TASK BRIEF –
Every single record below is to be reproduced exactly.

___ RECORDS FOR THE EXERCISE ___

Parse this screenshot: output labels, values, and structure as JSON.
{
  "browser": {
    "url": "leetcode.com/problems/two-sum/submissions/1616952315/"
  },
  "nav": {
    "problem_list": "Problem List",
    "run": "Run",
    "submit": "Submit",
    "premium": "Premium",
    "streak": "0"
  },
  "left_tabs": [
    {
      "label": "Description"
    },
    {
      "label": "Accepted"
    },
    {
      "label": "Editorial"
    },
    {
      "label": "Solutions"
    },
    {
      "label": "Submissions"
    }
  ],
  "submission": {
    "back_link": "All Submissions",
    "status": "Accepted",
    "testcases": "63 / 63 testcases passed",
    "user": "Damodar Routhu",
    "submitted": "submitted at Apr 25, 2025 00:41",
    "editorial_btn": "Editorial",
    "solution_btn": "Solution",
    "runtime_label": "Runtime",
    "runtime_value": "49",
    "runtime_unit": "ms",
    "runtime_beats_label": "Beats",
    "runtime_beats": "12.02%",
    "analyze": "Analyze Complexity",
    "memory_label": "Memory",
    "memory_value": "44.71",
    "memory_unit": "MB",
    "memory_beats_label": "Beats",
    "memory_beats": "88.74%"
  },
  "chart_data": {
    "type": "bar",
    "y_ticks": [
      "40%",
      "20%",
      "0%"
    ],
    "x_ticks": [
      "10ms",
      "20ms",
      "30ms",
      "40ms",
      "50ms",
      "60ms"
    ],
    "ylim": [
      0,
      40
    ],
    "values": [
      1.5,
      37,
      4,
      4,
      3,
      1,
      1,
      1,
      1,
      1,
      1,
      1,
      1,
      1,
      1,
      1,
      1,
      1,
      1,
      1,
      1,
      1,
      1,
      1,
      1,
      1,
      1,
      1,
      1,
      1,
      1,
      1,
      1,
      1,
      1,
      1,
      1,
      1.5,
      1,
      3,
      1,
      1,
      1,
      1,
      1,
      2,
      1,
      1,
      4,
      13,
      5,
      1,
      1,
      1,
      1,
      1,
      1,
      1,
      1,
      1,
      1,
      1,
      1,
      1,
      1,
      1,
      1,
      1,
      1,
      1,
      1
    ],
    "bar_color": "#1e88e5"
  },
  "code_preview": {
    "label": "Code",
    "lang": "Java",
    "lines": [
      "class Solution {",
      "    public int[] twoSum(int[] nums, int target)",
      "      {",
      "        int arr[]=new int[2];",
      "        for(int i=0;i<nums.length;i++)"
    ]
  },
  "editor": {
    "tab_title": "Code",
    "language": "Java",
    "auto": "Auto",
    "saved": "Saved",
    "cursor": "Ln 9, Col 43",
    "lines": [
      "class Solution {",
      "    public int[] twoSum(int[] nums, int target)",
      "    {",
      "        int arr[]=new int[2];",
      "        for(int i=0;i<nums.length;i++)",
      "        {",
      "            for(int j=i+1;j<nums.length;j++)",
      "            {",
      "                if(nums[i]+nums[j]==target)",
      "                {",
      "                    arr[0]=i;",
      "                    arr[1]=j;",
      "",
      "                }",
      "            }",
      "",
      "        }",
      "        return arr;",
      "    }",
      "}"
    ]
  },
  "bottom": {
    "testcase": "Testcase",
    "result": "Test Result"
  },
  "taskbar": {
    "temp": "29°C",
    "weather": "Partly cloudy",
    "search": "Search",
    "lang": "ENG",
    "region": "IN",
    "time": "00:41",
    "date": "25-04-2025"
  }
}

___

ANSWER BOX –
Parse this screenshot: output labels, values, and structure as JSON.
{
  "browser": {
    "url": "leetcode.com/problems/two-sum/submissions/1616952315/"
  },
  "nav": {
    "problem_list": "Problem List",
    "run": "Run",
    "submit": "Submit",
    "premium": "Premium",
    "streak": "0"
  },
  "left_tabs": [
    {
      "label": "Description"
    },
    {
      "label": "Accepted"
    },
    {
      "label": "Editorial"
    },
    {
      "label": "Solutions"
    },
    {
      "label": "Submissions"
    }
  ],
  "submission": {
    "back_link": "All Submissions",
    "status": "Accepted",
    "testcases": "63 / 63 testcases passed",
    "user": "Damodar Routhu",
    "submitted": "submitted at Apr 25, 2025 00:41",
    "editorial_btn": "Editorial",
    "solution_btn": "Solution",
    "runtime_label": "Runtime",
    "runtime_value": "49",
    "runtime_unit": "ms",
    "runtime_beats_label": "Beats",
    "runtime_beats": "12.02%",
    "analyze": "Analyze Complexity",
    "memory_label": "Memory",
    "memory_value": "44.71",
    "memory_unit": "MB",
    "memory_beats_label": "Beats",
    "memory_beats": "88.74%"
  },
  "chart_data": {
    "type": "bar",
    "y_ticks": [
      "40%",
      "20%",
      "0%"
    ],
    "x_ticks": [
      "10ms",
      "20ms",
      "30ms",
      "40ms",
      "50ms",
      "60ms"
    ],
    "ylim": [
      0,
      40
    ],
    "values": [
      1.5,
      37,
      4,
      4,
      3,
      1,
      1,
      1,
      1,
      1,
      1,
      1,
      1,
      1,
      1,
      1,
      1,
      1,
      1,
      1,
      1,
      1,
      1,
      1,
      1,
      1,
      1,
      1,
      1,
      1,
      1,
      1,
      1,
      1,
      1,
      1,
      1,
      1.5,
      1,
      3,
      1,
      1,
      1,
      1,
      1,
      2,
      1,
      1,
      4,
      13,
      5,
      1,
      1,
      1,
      1,
      1,
      1,
      1,
      1,
      1,
      1,
      1,
      1,
      1,
      1,
      1,
      1,
      1,
      1,
      1,
      1
    ],
    "bar_color": "#1e88e5"
  },
  "code_preview": {
    "label": "Code",
    "lang": "Java",
    "lines": [
      "class Solution {",
      "    public int[] twoSum(int[] nums, int target)",
      "      {",
      "        int arr[]=new int[2];",
      "        for(int i=0;i<nums.length;i++)"
    ]
  },
  "editor": {
    "tab_title": "Code",
    "language": "Java",
    "auto": "Auto",
    "saved": "Saved",
    "cursor": "Ln 9, Col 43",
    "lines": [
      "class Solution {",
      "    public int[] twoSum(int[] nums, int target)",
      "    {",
      "        int arr[]=new int[2];",
      "        for(int i=0;i<nums.length;i++)",
      "        {",
      "            for(int j=i+1;j<nums.length;j++)",
      "            {",
      "                if(nums[i]+nums[j]==target)",
      "                {",
      "                    arr[0]=i;",
      "                    arr[1]=j;",
      "",
      "                }",
      "            }",
      "",
      "        }",
      "        return arr;",
      "    }",
      "}"
    ]
  },
  "bottom": {
    "testcase": "Testcase",
    "result": "Test Result"
  },
  "taskbar": {
    "temp": "29°C",
    "weather": "Partly cloudy",
    "search": "Search",
    "lang": "ENG",
    "region": "IN",
    "time": "00:41",
    "date": "25-04-2025"
  }
}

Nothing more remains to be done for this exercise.